* Instructions to follow
Your answer should be a single number: how many lines of the material below contain "ნაკლები".

* Material for this task
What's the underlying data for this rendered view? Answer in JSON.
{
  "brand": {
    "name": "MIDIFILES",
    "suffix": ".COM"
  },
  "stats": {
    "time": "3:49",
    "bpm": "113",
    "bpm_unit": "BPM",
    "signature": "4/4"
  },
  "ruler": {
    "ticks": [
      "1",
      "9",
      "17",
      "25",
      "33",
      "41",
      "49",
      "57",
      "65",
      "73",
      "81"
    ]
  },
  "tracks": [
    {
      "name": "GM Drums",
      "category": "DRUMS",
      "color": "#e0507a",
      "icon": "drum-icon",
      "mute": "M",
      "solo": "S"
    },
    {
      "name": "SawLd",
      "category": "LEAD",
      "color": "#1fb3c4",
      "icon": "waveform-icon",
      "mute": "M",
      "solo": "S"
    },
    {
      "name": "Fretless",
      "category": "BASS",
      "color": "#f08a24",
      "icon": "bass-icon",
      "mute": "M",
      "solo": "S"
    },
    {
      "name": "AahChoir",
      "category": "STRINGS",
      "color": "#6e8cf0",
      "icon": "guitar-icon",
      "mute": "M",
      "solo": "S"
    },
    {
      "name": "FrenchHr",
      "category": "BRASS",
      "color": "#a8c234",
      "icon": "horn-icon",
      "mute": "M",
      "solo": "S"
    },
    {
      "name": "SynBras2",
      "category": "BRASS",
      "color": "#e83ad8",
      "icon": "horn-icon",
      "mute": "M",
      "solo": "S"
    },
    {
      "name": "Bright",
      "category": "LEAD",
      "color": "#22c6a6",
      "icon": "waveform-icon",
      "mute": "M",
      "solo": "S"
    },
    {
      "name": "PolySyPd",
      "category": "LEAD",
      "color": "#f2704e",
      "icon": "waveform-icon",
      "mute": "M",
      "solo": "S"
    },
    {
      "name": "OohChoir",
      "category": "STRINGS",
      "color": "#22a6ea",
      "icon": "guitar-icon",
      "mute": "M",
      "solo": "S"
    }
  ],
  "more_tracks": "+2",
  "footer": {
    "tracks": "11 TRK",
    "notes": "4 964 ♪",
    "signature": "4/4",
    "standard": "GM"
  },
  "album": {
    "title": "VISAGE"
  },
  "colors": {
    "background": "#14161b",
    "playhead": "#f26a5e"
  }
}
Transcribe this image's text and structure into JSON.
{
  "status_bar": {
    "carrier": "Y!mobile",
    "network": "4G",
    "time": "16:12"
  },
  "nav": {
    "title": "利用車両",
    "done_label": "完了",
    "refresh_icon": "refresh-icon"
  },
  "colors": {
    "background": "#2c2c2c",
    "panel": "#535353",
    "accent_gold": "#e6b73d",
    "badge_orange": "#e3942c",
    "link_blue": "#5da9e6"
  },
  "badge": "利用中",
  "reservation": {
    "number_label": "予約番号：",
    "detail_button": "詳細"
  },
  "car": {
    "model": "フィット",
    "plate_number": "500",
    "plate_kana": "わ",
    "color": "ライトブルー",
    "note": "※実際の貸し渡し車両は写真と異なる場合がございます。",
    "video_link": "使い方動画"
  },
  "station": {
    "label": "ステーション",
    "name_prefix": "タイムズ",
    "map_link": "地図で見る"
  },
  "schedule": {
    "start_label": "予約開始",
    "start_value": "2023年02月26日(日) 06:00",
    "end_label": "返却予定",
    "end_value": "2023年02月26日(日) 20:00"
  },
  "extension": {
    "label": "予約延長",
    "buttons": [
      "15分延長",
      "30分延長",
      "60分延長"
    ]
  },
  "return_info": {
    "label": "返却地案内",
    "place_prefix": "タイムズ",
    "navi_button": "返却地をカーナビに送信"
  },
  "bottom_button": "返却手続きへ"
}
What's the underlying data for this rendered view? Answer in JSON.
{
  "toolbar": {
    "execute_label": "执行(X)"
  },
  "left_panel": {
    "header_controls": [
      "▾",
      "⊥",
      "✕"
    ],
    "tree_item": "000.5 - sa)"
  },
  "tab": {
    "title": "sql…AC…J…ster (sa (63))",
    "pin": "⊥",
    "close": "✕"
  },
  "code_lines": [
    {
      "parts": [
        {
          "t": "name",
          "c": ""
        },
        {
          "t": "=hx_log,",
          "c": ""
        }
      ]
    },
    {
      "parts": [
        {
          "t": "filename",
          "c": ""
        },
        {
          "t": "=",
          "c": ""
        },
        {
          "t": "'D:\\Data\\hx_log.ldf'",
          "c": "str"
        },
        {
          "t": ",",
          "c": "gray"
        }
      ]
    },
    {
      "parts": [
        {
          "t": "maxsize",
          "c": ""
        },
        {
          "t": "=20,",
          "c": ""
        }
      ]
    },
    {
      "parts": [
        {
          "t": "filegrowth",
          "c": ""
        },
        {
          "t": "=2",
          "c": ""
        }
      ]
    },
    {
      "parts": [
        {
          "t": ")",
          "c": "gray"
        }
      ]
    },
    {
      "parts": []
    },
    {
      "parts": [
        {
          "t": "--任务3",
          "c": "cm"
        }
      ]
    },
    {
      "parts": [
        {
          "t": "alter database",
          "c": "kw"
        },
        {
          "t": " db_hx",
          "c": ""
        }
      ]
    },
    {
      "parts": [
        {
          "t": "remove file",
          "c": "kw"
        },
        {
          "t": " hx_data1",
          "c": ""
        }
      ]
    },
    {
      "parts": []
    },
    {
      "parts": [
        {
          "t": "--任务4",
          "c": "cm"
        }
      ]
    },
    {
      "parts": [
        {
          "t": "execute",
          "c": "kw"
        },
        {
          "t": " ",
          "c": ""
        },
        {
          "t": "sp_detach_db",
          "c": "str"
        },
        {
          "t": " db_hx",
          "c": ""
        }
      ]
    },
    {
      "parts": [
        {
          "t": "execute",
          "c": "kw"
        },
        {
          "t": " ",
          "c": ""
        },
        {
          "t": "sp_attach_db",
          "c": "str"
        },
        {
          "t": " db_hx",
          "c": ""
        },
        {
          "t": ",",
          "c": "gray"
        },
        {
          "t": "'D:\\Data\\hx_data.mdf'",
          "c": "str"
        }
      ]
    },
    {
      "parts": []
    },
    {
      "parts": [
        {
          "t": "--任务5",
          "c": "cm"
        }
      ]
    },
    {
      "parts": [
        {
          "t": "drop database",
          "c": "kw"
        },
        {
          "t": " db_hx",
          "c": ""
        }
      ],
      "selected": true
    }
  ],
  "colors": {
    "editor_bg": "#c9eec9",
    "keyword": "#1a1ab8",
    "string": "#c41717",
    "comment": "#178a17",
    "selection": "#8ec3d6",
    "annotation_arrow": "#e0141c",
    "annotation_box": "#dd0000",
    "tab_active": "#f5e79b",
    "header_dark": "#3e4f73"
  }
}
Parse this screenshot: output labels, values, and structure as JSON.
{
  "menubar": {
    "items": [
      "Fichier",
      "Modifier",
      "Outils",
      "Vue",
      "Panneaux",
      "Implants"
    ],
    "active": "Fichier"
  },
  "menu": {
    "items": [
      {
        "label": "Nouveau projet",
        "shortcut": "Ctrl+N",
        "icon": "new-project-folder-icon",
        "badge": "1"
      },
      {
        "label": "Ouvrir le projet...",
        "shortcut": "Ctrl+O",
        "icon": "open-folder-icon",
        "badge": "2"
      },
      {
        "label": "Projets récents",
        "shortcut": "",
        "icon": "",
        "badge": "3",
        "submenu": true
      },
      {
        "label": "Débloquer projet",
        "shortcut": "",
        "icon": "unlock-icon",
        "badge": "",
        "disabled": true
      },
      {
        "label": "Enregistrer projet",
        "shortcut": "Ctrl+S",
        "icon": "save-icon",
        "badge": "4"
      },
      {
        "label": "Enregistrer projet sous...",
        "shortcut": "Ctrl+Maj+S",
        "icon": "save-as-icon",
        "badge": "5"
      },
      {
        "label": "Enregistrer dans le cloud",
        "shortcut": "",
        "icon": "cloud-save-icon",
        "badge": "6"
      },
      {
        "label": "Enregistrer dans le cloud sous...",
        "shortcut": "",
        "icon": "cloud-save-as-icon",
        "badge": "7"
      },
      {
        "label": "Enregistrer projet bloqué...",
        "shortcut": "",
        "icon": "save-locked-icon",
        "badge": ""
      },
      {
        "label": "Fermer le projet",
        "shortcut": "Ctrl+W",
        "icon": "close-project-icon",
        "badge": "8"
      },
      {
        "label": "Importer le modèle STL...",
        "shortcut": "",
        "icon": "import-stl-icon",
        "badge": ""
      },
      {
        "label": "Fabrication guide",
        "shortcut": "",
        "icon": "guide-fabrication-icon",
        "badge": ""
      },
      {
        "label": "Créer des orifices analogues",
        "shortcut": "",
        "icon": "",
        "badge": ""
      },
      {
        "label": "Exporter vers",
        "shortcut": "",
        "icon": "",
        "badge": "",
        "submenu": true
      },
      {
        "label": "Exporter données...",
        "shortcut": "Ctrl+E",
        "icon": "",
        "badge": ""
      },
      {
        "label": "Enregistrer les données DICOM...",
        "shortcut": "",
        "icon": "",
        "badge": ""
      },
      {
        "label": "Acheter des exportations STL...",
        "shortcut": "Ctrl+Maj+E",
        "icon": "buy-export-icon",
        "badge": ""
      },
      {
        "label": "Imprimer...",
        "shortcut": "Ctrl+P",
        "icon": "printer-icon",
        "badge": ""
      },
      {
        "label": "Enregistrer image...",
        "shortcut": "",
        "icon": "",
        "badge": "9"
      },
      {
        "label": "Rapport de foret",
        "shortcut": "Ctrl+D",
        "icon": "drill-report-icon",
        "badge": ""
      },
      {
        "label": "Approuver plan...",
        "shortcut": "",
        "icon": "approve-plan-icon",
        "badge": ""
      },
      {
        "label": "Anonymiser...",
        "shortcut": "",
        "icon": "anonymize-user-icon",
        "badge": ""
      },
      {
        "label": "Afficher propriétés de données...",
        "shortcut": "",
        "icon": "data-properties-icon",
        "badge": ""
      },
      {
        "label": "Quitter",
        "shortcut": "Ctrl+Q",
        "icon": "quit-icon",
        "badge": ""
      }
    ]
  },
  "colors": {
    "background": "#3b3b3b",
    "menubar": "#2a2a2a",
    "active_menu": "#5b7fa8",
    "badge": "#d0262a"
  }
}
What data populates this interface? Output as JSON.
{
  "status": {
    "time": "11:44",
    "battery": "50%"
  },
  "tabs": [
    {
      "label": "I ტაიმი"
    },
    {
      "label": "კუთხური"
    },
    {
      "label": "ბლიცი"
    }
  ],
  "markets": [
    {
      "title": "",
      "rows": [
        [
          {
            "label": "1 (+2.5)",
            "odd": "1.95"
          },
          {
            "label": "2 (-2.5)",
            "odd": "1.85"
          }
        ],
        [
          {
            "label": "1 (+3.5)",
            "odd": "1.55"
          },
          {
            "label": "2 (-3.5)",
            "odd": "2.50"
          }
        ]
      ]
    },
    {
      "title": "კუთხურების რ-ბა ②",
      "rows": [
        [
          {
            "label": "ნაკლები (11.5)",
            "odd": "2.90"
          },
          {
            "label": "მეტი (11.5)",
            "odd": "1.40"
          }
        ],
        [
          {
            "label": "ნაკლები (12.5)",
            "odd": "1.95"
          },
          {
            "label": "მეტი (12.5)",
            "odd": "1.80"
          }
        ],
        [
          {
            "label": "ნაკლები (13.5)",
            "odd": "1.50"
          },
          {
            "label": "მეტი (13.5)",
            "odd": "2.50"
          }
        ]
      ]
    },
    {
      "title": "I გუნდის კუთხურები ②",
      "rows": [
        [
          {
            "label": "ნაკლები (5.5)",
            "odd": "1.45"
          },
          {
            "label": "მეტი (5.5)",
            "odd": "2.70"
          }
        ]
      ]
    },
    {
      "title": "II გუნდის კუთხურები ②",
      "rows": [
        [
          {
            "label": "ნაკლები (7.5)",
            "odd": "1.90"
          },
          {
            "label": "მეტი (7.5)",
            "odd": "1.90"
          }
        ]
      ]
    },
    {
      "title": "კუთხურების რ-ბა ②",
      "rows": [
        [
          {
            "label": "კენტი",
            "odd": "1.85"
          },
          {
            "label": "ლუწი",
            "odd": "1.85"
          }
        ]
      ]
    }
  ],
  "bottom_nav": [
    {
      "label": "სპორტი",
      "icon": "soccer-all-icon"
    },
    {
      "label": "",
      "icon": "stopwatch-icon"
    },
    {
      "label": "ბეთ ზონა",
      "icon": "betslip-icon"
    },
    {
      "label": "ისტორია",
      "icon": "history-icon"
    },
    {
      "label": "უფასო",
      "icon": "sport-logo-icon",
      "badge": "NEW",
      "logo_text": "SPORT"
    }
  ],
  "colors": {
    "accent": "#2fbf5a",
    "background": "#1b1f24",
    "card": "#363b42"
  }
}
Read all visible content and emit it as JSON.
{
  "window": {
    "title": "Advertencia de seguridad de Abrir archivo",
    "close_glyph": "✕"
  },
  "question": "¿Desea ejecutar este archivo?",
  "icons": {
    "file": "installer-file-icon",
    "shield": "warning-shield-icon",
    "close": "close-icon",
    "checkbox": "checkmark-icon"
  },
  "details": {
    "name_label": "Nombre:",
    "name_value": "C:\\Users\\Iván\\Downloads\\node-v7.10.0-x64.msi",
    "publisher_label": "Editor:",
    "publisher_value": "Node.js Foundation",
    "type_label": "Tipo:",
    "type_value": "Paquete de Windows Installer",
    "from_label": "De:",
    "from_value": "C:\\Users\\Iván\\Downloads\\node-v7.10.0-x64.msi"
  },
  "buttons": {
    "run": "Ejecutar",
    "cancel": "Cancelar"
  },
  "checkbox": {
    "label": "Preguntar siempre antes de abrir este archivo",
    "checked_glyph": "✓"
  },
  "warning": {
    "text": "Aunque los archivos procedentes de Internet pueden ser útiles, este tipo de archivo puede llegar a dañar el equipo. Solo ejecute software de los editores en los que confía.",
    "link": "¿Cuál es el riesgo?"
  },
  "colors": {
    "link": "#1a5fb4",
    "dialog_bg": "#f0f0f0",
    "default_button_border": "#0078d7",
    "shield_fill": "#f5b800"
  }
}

* Result
5